The Higher Education Institutions (HEI) in Germany are divided into state and private institutions. Due to a high level of competition amongst the two, they are offering top-quality programmes for extremely low prices.
German universities are rapidly gaining popularity for offering a large variety of programmes. The ample choices make it easier for students to select their courses as per the career they aspire towards. The excellent syllabus and modern teaching methods make these universities much sought after.
Technical universities in Germany cover more traditional courses. In fact, being an industrialised country, Germany has invested a lot in engineering universities, which have become particularly valuable programmes to study. In some other programmes they have become global leaders, like medicine and pharmacy.
The Universities of Applied Sciences focus on the practical application of their courses. In fact, 70% of each programme is the actual functional training and real-scenario application. This helps students become better equipped to handle real-life work challenges. Programmes include economics, social sciences and business administration.
The Colleges of Art and Music cover artistic and creative programmes. They include fashion designing, filmmaking, music, fine arts and theatre.
“There are over 350 recognized colleges/universities in Germany offering over 17,0000 courses.”
You can choose from an extensive range of courses offered by German colleges:
There are a few options available to students in Germany when it comes to accommodation, however the main choice you will have to make is between student accommodation or renting a private residence. German universities do not automatically assign students accommodation, so you will need to do the relevant research to find a place yourself.
Student halls of residence owned and maintained by Studentenwerk (Student Services Organisation) are present in every university town. This is the most affordable type of accommodation, averaging around 240 EUR per month. The 181,000 placements are in high demand, and it is therefore advisable that you apply for this housing as early as possible. This is done through the website of the Studentenwerk administration local to your chosen university.
Numerous types of housing are available from Studentenwerk. The cheapest and most sociable option would be a room on a floor with a communal kitchen, bathroom and living space. You could also opt for self-contained apartments with between two and seven bedrooms. For a more private residence, there are single and double apartments available which are also a little more pricey. Price also fluctuates depending on level of furnishing. You can apply for housing with basic furnishing, typically entailing a bed, desk, wardrobe and shelving, or unfurnished for a cheaper price.
There is also the opportunity to rent accommodation from a private landlord or estate agent. Prices fluctuate greatly depending location and quality of the apartment, however the price of housing in Germany averages around 210 to 360 EUR per month (although in major urban centers the price could be higher). To save on cost, consider living with roommates in flatshare.
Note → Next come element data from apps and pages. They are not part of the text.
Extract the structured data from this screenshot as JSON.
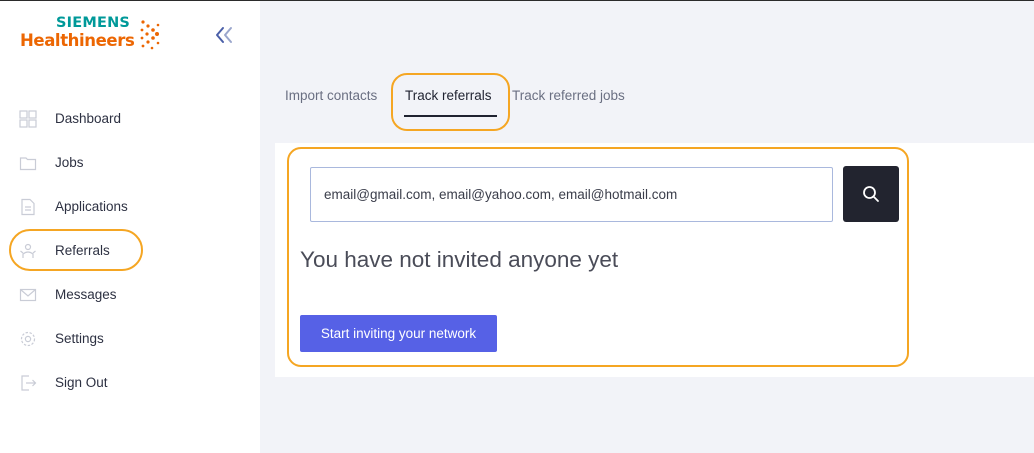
{
  "brand": {
    "company": "SIEMENS",
    "product": "Healthineers",
    "colors": {
      "teal": "#009999",
      "orange": "#ec6602"
    }
  },
  "sidebar": {
    "collapse_icon": "double-chevron-left-icon",
    "items": [
      {
        "label": "Dashboard",
        "icon": "grid-icon"
      },
      {
        "label": "Jobs",
        "icon": "folder-icon"
      },
      {
        "label": "Applications",
        "icon": "document-icon"
      },
      {
        "label": "Referrals",
        "icon": "referral-icon"
      },
      {
        "label": "Messages",
        "icon": "envelope-icon"
      },
      {
        "label": "Settings",
        "icon": "gear-icon"
      },
      {
        "label": "Sign Out",
        "icon": "sign-out-icon"
      }
    ]
  },
  "tabs": [
    {
      "label": "Import contacts",
      "active": false
    },
    {
      "label": "Track referrals",
      "active": true
    },
    {
      "label": "Track referred jobs",
      "active": false
    }
  ],
  "main": {
    "search": {
      "placeholder": "email@gmail.com, email@yahoo.com, email@hotmail.com",
      "button_icon": "search-icon"
    },
    "empty_title": "You have not invited anyone yet",
    "invite_button": "Start inviting your network"
  },
  "colors": {
    "highlight": "#f5a623",
    "accent_button": "#5661e6",
    "dark_button": "#22242f"
  }
}
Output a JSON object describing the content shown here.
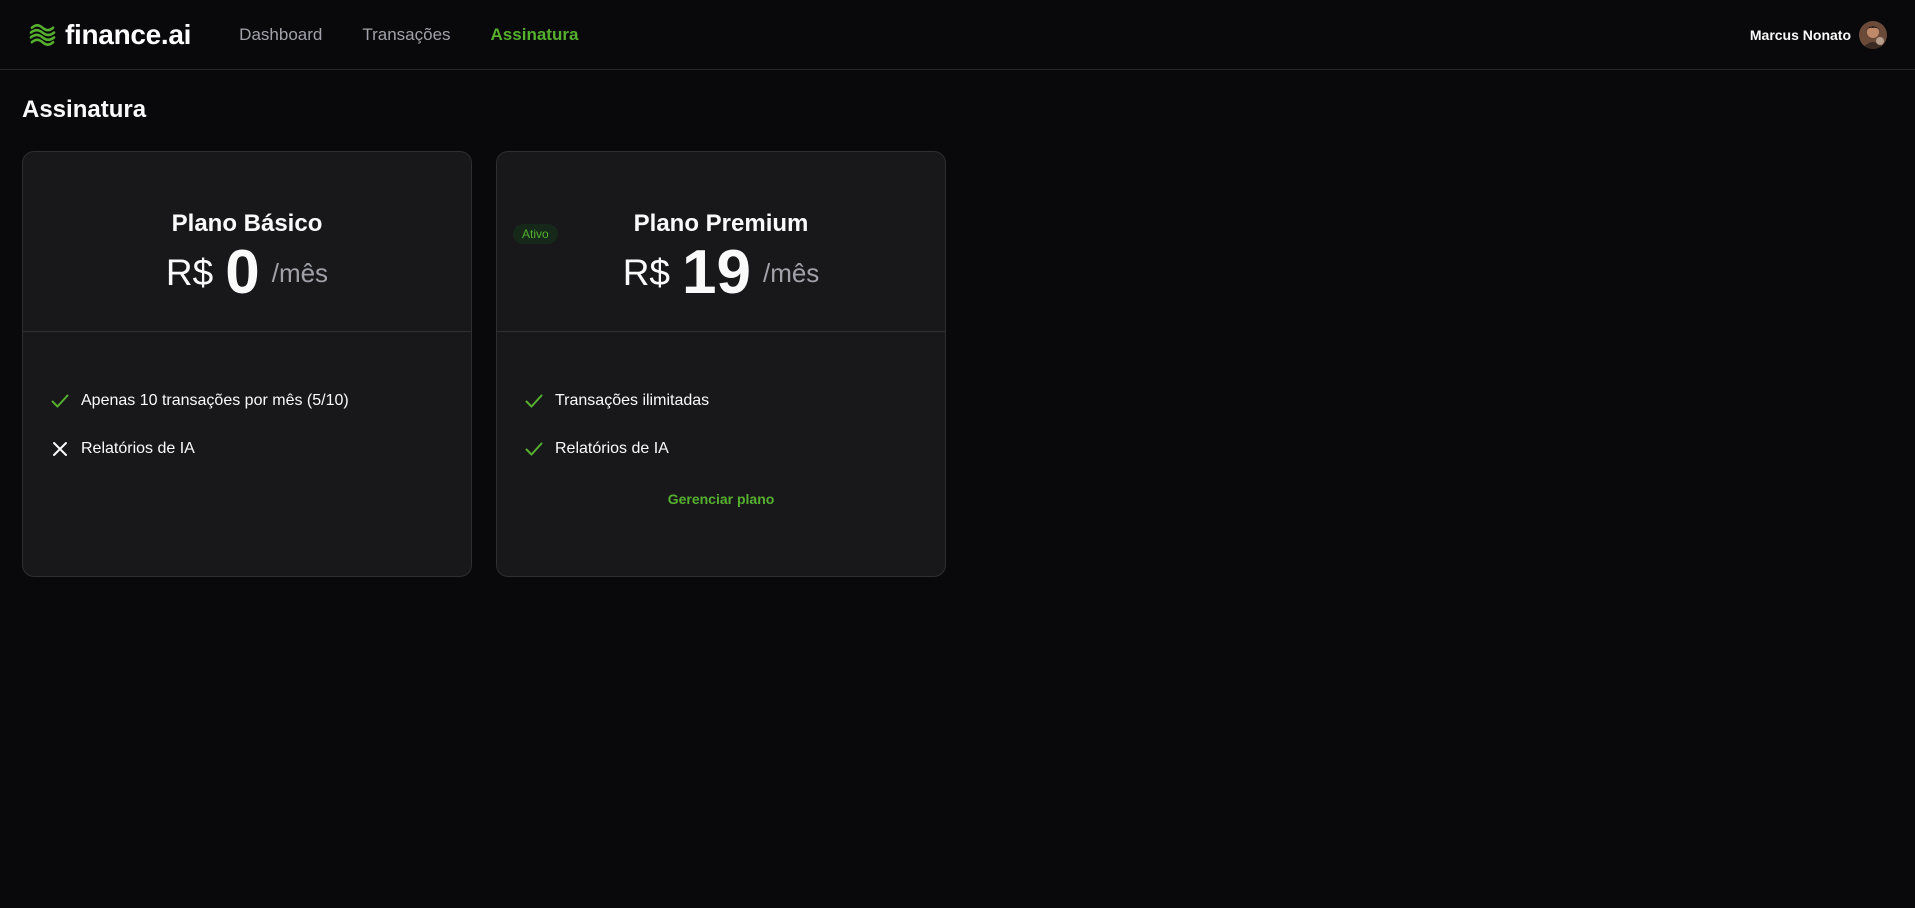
{
  "brand": {
    "name": "finance.ai",
    "accent_color": "#55b02e",
    "logo_icon": "waves-logo-icon"
  },
  "nav": {
    "items": [
      {
        "label": "Dashboard",
        "active": false
      },
      {
        "label": "Transações",
        "active": false
      },
      {
        "label": "Assinatura",
        "active": true
      }
    ]
  },
  "user": {
    "name": "Marcus Nonato",
    "avatar_icon": "user-avatar"
  },
  "page": {
    "title": "Assinatura"
  },
  "plans": [
    {
      "name": "Plano Básico",
      "currency": "R$",
      "price": "0",
      "period": "/mês",
      "features": [
        {
          "label": "Apenas 10 transações por mês (5/10)",
          "icon": "check-icon",
          "included": true
        },
        {
          "label": "Relatórios de IA",
          "icon": "x-icon",
          "included": false
        }
      ]
    },
    {
      "name": "Plano Premium",
      "badge": "Ativo",
      "currency": "R$",
      "price": "19",
      "period": "/mês",
      "features": [
        {
          "label": "Transações ilimitadas",
          "icon": "check-icon",
          "included": true
        },
        {
          "label": "Relatórios de IA",
          "icon": "check-icon",
          "included": true
        }
      ],
      "action_label": "Gerenciar plano"
    }
  ]
}
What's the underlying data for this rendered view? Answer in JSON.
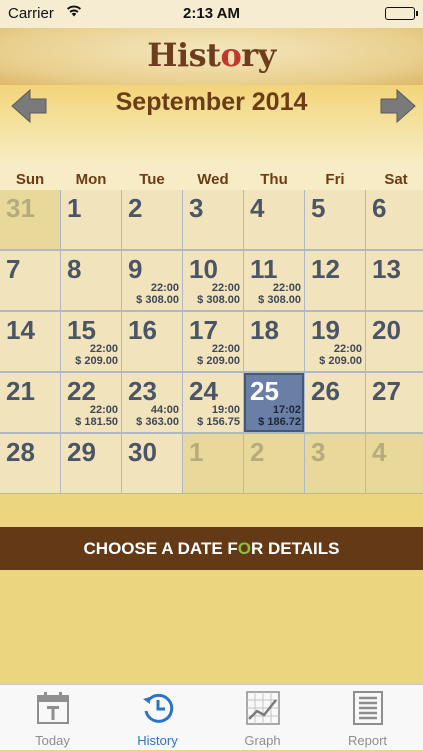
{
  "status_bar": {
    "carrier": "Carrier",
    "time": "2:13 AM"
  },
  "header": {
    "logo_text_pre": "Hist",
    "logo_text_check": "o",
    "logo_text_post": "ry"
  },
  "calendar": {
    "month": "September 2014",
    "weekdays": [
      "Sun",
      "Mon",
      "Tue",
      "Wed",
      "Thu",
      "Fri",
      "Sat"
    ],
    "weeks": [
      [
        {
          "day": "31",
          "other": true
        },
        {
          "day": "1"
        },
        {
          "day": "2"
        },
        {
          "day": "3"
        },
        {
          "day": "4"
        },
        {
          "day": "5"
        },
        {
          "day": "6"
        }
      ],
      [
        {
          "day": "7"
        },
        {
          "day": "8"
        },
        {
          "day": "9",
          "hours": "22:00",
          "amount": "$ 308.00"
        },
        {
          "day": "10",
          "hours": "22:00",
          "amount": "$ 308.00"
        },
        {
          "day": "11",
          "hours": "22:00",
          "amount": "$ 308.00"
        },
        {
          "day": "12"
        },
        {
          "day": "13"
        }
      ],
      [
        {
          "day": "14"
        },
        {
          "day": "15",
          "hours": "22:00",
          "amount": "$ 209.00"
        },
        {
          "day": "16"
        },
        {
          "day": "17",
          "hours": "22:00",
          "amount": "$ 209.00"
        },
        {
          "day": "18"
        },
        {
          "day": "19",
          "hours": "22:00",
          "amount": "$ 209.00"
        },
        {
          "day": "20"
        }
      ],
      [
        {
          "day": "21"
        },
        {
          "day": "22",
          "hours": "22:00",
          "amount": "$ 181.50"
        },
        {
          "day": "23",
          "hours": "44:00",
          "amount": "$ 363.00"
        },
        {
          "day": "24",
          "hours": "19:00",
          "amount": "$ 156.75"
        },
        {
          "day": "25",
          "hours": "17:02",
          "amount": "$ 186.72",
          "selected": true
        },
        {
          "day": "26"
        },
        {
          "day": "27"
        }
      ],
      [
        {
          "day": "28"
        },
        {
          "day": "29"
        },
        {
          "day": "30"
        },
        {
          "day": "1",
          "other": true
        },
        {
          "day": "2",
          "other": true
        },
        {
          "day": "3",
          "other": true
        },
        {
          "day": "4",
          "other": true
        }
      ]
    ]
  },
  "banner": {
    "text_pre": "CHOOSE A DATE F",
    "text_o": "O",
    "text_post": "R DETAILS"
  },
  "tabs": [
    {
      "label": "Today",
      "icon": "calendar-icon"
    },
    {
      "label": "History",
      "icon": "history-clock-icon",
      "active": true
    },
    {
      "label": "Graph",
      "icon": "graph-icon"
    },
    {
      "label": "Report",
      "icon": "report-icon"
    }
  ],
  "colors": {
    "accent": "#2a73c9",
    "brand_brown": "#633916",
    "selected_day": "#6a7fa6"
  }
}
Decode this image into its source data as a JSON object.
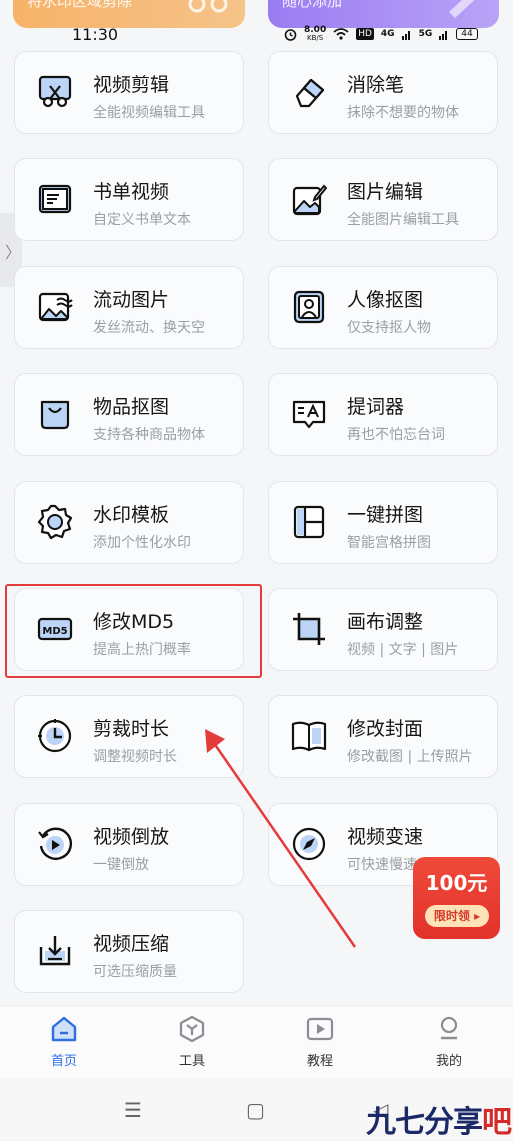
{
  "banners": {
    "left_text": "将水印区域剪除",
    "right_text": "随心添加"
  },
  "status_bar": {
    "time": "11:30",
    "speed_value": "8.00",
    "speed_unit": "KB/S",
    "hd": "HD",
    "signal_1": "4G",
    "signal_2": "5G",
    "battery": "44"
  },
  "side_handle": {
    "glyph": "〉"
  },
  "tools": [
    {
      "title": "视频剪辑",
      "subtitle": "全能视频编辑工具",
      "icon": "scissors-icon"
    },
    {
      "title": "消除笔",
      "subtitle": "抹除不想要的物体",
      "icon": "eraser-icon"
    },
    {
      "title": "书单视频",
      "subtitle": "自定义书单文本",
      "icon": "book-icon"
    },
    {
      "title": "图片编辑",
      "subtitle": "全能图片编辑工具",
      "icon": "image-edit-icon"
    },
    {
      "title": "流动图片",
      "subtitle": "发丝流动、换天空",
      "icon": "flowing-image-icon"
    },
    {
      "title": "人像抠图",
      "subtitle": "仅支持抠人物",
      "icon": "portrait-icon"
    },
    {
      "title": "物品抠图",
      "subtitle": "支持各种商品物体",
      "icon": "bag-icon"
    },
    {
      "title": "提词器",
      "subtitle": "再也不怕忘台词",
      "icon": "teleprompter-icon"
    },
    {
      "title": "水印模板",
      "subtitle": "添加个性化水印",
      "icon": "watermark-gear-icon"
    },
    {
      "title": "一键拼图",
      "subtitle": "智能宫格拼图",
      "icon": "collage-icon"
    },
    {
      "title": "修改MD5",
      "subtitle": "提高上热门概率",
      "icon": "md5-icon",
      "icon_text": "MD5"
    },
    {
      "title": "画布调整",
      "subtitle": "视频 | 文字 | 图片",
      "icon": "crop-icon"
    },
    {
      "title": "剪裁时长",
      "subtitle": "调整视频时长",
      "icon": "clock-icon"
    },
    {
      "title": "修改封面",
      "subtitle": "修改截图 | 上传照片",
      "icon": "cover-book-icon"
    },
    {
      "title": "视频倒放",
      "subtitle": "一键倒放",
      "icon": "reverse-icon"
    },
    {
      "title": "视频变速",
      "subtitle": "可快速慢速",
      "icon": "compass-speed-icon"
    },
    {
      "title": "视频压缩",
      "subtitle": "可选压缩质量",
      "icon": "compress-icon"
    }
  ],
  "promo": {
    "amount": "100元",
    "label": "限时领 ▸"
  },
  "bottom_nav": [
    {
      "label": "首页",
      "icon": "home-icon",
      "active": true
    },
    {
      "label": "工具",
      "icon": "cube-icon",
      "active": false
    },
    {
      "label": "教程",
      "icon": "play-icon",
      "active": false
    },
    {
      "label": "我的",
      "icon": "user-icon",
      "active": false
    }
  ],
  "system_nav": {
    "menu": "☰",
    "home": "▢",
    "back": "◁"
  },
  "watermark": {
    "part1": "九七分享",
    "part2": "吧"
  },
  "colors": {
    "accent": "#2f6de3",
    "highlight": "#e43b3b",
    "icon_fill": "#bcd4f5",
    "promo": "#e2322a"
  }
}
Wohngemeinschaft, or WG as the Germans call it, is very popular among university students.
If you want to study in Germany, you’ll be happy to know that public universities do not charge tuition fees for Bachelor’s and Master’s programmes (except if you plan to pursue a Master's degree that focuses on a different subject than the one you studied as a Bachelor’s student). The German free tuition system is available for all foreign students, regardless of their country of origin.
The only exception is the Federal State of Baden-Württemberg, which, at the end of 2017, reintroduced tuition fees of 3,000 EUR/year for non-EU/EEA students.
Most German universities are public, so you will only have to pay an administration fee, which usually costs between 100 - 350 EUR/semester. This fee covers the student organisation services and your enrolment.
There are exceptions to this tuition-free rule, however. If you don’t finish your degree course on time and you study in Bremen, Lower Saxony, Saarland, Saxony, Saxony-Anhalt or Thuringia, you may have to pay tuition fees.
At German private universities, tuition costs can reach 26,000 EUR/year for a Bachelor’s degree and 40,000 EUR/year for a Master’s. Programmes in Engineering and Business & Management are the most expensive.